What impact does the history of redlining have on forest composition in neighborhoods of cities in upstate New York State? The practice of redlining, or discriminatory lending practices, as evidenced by the 1930’s era Homeowners Owners Loan Corporation (HOLC) maps is well known to have affected neighborhood property values. The web GIS tools from the Mapping Inequality: Redlining in New Deal America project are integrated with urban forestry data sources here to examine potential linkages between the legacy of ‘redlined’ properties and their forest composition. The Mapping Inequality data are scanned images of the HOLC maps, downloadable GIS data files, and in web GIS data format (e.g., GeoJSON) for direct placement into web GIS applications. Spatial analysis of percent tree canopy cover for fifty three neighborhoods classified into four categories of desirability was conducted in New York City. Results indicate a substantial difference in tree canopy cover among neighborhood classifications, with a neighborhood low of zero percent and high of 68.8% forested. However, limited differences were found in median tree canopy cover among the highest and lowest rated neighborhoods. The analysis is supplemented with a ‘visual dictionary’ of urban tree canopy types taken from field data in the areas Industry City and Little Haiti/Prospect Park in Brooklyn and 116th Street in Harlem. This project adds additional insight into the value of urban tree canopy cover as an indicator of inequalities in property values, home ownership rates, and in resilience to climate change.

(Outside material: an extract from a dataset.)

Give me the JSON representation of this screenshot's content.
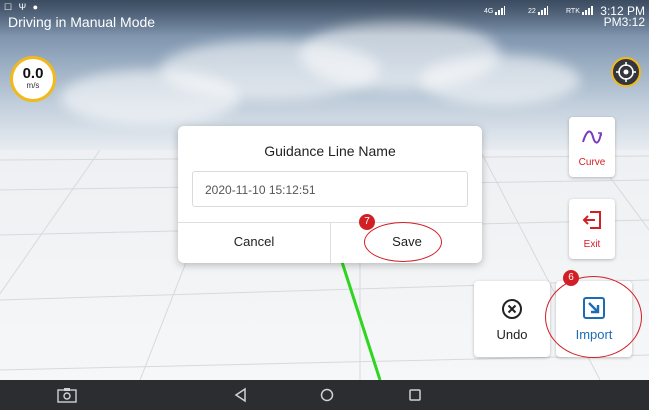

Redlining, New York City, Racial Justice, Mapping, Sustainability, Discrimination, Urban Forest